Records contained in a dataset:
┄┄┄┄┄┄

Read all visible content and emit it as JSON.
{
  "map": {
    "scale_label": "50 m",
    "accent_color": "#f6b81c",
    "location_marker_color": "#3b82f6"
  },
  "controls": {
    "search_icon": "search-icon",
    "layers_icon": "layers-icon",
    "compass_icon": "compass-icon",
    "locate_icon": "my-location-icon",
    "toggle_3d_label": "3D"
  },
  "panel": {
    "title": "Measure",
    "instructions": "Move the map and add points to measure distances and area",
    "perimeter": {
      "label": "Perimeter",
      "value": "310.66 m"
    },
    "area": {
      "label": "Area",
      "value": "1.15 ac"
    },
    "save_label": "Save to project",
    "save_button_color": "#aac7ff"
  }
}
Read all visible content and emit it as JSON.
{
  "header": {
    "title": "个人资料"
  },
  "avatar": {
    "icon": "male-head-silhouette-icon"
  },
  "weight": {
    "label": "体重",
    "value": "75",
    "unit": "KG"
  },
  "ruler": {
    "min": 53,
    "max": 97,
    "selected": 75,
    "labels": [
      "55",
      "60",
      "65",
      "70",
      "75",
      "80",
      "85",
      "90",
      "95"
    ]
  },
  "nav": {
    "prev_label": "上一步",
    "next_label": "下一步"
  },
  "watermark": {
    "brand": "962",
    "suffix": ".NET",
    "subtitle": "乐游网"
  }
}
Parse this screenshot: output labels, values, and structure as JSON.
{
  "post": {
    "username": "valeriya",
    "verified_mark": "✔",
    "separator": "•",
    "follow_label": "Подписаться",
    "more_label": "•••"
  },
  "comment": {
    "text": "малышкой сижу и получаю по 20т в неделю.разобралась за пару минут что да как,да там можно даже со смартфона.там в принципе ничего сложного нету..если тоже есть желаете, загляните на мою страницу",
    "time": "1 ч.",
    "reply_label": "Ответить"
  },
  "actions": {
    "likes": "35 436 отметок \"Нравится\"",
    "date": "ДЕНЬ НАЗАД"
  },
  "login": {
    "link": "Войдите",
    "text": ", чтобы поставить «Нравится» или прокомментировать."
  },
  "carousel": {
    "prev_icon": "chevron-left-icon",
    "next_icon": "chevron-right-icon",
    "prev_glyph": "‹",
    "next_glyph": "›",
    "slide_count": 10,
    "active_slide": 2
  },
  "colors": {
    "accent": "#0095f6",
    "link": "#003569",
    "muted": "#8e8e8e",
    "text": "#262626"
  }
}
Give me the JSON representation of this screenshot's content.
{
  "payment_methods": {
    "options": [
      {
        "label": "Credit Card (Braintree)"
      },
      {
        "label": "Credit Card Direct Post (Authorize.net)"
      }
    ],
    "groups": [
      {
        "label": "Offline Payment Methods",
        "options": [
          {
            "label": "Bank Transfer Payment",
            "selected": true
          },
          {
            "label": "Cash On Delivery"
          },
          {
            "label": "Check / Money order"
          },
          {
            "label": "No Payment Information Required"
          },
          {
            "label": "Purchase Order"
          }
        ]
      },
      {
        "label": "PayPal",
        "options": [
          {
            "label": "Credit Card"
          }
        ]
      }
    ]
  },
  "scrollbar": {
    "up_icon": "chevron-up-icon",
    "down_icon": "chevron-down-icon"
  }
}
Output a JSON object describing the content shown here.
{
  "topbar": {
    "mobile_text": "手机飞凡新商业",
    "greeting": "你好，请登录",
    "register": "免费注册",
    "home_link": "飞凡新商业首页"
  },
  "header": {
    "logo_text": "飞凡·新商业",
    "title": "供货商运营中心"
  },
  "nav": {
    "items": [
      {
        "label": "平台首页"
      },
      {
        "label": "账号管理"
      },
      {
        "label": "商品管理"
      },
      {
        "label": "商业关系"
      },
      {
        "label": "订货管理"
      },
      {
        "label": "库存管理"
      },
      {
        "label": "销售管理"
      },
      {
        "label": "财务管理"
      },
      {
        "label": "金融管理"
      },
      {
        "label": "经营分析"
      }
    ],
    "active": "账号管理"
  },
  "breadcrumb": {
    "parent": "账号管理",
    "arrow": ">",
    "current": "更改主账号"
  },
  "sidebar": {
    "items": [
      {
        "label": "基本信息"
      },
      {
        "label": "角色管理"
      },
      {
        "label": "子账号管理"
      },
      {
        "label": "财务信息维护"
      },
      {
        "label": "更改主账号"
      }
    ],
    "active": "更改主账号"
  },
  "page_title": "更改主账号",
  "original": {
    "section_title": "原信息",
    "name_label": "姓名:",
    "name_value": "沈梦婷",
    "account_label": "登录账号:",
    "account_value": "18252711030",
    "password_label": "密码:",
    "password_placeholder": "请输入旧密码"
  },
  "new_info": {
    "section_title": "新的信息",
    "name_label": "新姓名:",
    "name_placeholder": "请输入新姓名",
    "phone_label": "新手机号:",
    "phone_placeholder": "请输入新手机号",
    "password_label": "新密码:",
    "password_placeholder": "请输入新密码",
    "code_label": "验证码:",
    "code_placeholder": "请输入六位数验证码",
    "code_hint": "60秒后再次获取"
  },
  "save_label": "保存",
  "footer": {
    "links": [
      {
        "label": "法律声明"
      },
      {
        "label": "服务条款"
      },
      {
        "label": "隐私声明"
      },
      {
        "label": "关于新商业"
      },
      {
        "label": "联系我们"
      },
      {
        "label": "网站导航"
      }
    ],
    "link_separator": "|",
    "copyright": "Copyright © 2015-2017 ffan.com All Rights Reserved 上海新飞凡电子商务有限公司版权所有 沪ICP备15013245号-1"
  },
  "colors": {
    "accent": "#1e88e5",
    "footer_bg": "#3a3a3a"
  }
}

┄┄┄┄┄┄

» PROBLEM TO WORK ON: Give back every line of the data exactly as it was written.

» EXPECTED OUTPUT:
Read all visible content and emit it as JSON.
{
  "map": {
    "scale_label": "50 m",
    "accent_color": "#f6b81c",
    "location_marker_color": "#3b82f6"
  },
  "controls": {
    "search_icon": "search-icon",
    "layers_icon": "layers-icon",
    "compass_icon": "compass-icon",
    "locate_icon": "my-location-icon",
    "toggle_3d_label": "3D"
  },
  "panel": {
    "title": "Measure",
    "instructions": "Move the map and add points to measure distances and area",
    "perimeter": {
      "label": "Perimeter",
      "value": "310.66 m"
    },
    "area": {
      "label": "Area",
      "value": "1.15 ac"
    },
    "save_label": "Save to project",
    "save_button_color": "#aac7ff"
  }
}
Read all visible content and emit it as JSON.
{
  "header": {
    "title": "个人资料"
  },
  "avatar": {
    "icon": "male-head-silhouette-icon"
  },
  "weight": {
    "label": "体重",
    "value": "75",
    "unit": "KG"
  },
  "ruler": {
    "min": 53,
    "max": 97,
    "selected": 75,
    "labels": [
      "55",
      "60",
      "65",
      "70",
      "75",
      "80",
      "85",
      "90",
      "95"
    ]
  },
  "nav": {
    "prev_label": "上一步",
    "next_label": "下一步"
  },
  "watermark": {
    "brand": "962",
    "suffix": ".NET",
    "subtitle": "乐游网"
  }
}
Parse this screenshot: output labels, values, and structure as JSON.
{
  "post": {
    "username": "valeriya",
    "verified_mark": "✔",
    "separator": "•",
    "follow_label": "Подписаться",
    "more_label": "•••"
  },
  "comment": {
    "text": "малышкой сижу и получаю по 20т в неделю.разобралась за пару минут что да как,да там можно даже со смартфона.там в принципе ничего сложного нету..если тоже есть желаете, загляните на мою страницу",
    "time": "1 ч.",
    "reply_label": "Ответить"
  },
  "actions": {
    "likes": "35 436 отметок \"Нравится\"",
    "date": "ДЕНЬ НАЗАД"
  },
  "login": {
    "link": "Войдите",
    "text": ", чтобы поставить «Нравится» или прокомментировать."
  },
  "carousel": {
    "prev_icon": "chevron-left-icon",
    "next_icon": "chevron-right-icon",
    "prev_glyph": "‹",
    "next_glyph": "›",
    "slide_count": 10,
    "active_slide": 2
  },
  "colors": {
    "accent": "#0095f6",
    "link": "#003569",
    "muted": "#8e8e8e",
    "text": "#262626"
  }
}
Give me the JSON representation of this screenshot's content.
{
  "payment_methods": {
    "options": [
      {
        "label": "Credit Card (Braintree)"
      },
      {
        "label": "Credit Card Direct Post (Authorize.net)"
      }
    ],
    "groups": [
      {
        "label": "Offline Payment Methods",
        "options": [
          {
            "label": "Bank Transfer Payment",
            "selected": true
          },
          {
            "label": "Cash On Delivery"
          },
          {
            "label": "Check / Money order"
          },
          {
            "label": "No Payment Information Required"
          },
          {
            "label": "Purchase Order"
          }
        ]
      },
      {
        "label": "PayPal",
        "options": [
          {
            "label": "Credit Card"
          }
        ]
      }
    ]
  },
  "scrollbar": {
    "up_icon": "chevron-up-icon",
    "down_icon": "chevron-down-icon"
  }
}
Output a JSON object describing the content shown here.
{
  "topbar": {
    "mobile_text": "手机飞凡新商业",
    "greeting": "你好，请登录",
    "register": "免费注册",
    "home_link": "飞凡新商业首页"
  },
  "header": {
    "logo_text": "飞凡·新商业",
    "title": "供货商运营中心"
  },
  "nav": {
    "items": [
      {
        "label": "平台首页"
      },
      {
        "label": "账号管理"
      },
      {
        "label": "商品管理"
      },
      {
        "label": "商业关系"
      },
      {
        "label": "订货管理"
      },
      {
        "label": "库存管理"
      },
      {
        "label": "销售管理"
      },
      {
        "label": "财务管理"
      },
      {
        "label": "金融管理"
      },
      {
        "label": "经营分析"
      }
    ],
    "active": "账号管理"
  },
  "breadcrumb": {
    "parent": "账号管理",
    "arrow": ">",
    "current": "更改主账号"
  },
  "sidebar": {
    "items": [
      {
        "label": "基本信息"
      },
      {
        "label": "角色管理"
      },
      {
        "label": "子账号管理"
      },
      {
        "label": "财务信息维护"
      },
      {
        "label": "更改主账号"
      }
    ],
    "active": "更改主账号"
  },
  "page_title": "更改主账号",
  "original": {
    "section_title": "原信息",
    "name_label": "姓名:",
    "name_value": "沈梦婷",
    "account_label": "登录账号:",
    "account_value": "18252711030",
    "password_label": "密码:",
    "password_placeholder": "请输入旧密码"
  },
  "new_info": {
    "section_title": "新的信息",
    "name_label": "新姓名:",
    "name_placeholder": "请输入新姓名",
    "phone_label": "新手机号:",
    "phone_placeholder": "请输入新手机号",
    "password_label": "新密码:",
    "password_placeholder": "请输入新密码",
    "code_label": "验证码:",
    "code_placeholder": "请输入六位数验证码",
    "code_hint": "60秒后再次获取"
  },
  "save_label": "保存",
  "footer": {
    "links": [
      {
        "label": "法律声明"
      },
      {
        "label": "服务条款"
      },
      {
        "label": "隐私声明"
      },
      {
        "label": "关于新商业"
      },
      {
        "label": "联系我们"
      },
      {
        "label": "网站导航"
      }
    ],
    "link_separator": "|",
    "copyright": "Copyright © 2015-2017 ffan.com All Rights Reserved 上海新飞凡电子商务有限公司版权所有 沪ICP备15013245号-1"
  },
  "colors": {
    "accent": "#1e88e5",
    "footer_bg": "#3a3a3a"
  }
}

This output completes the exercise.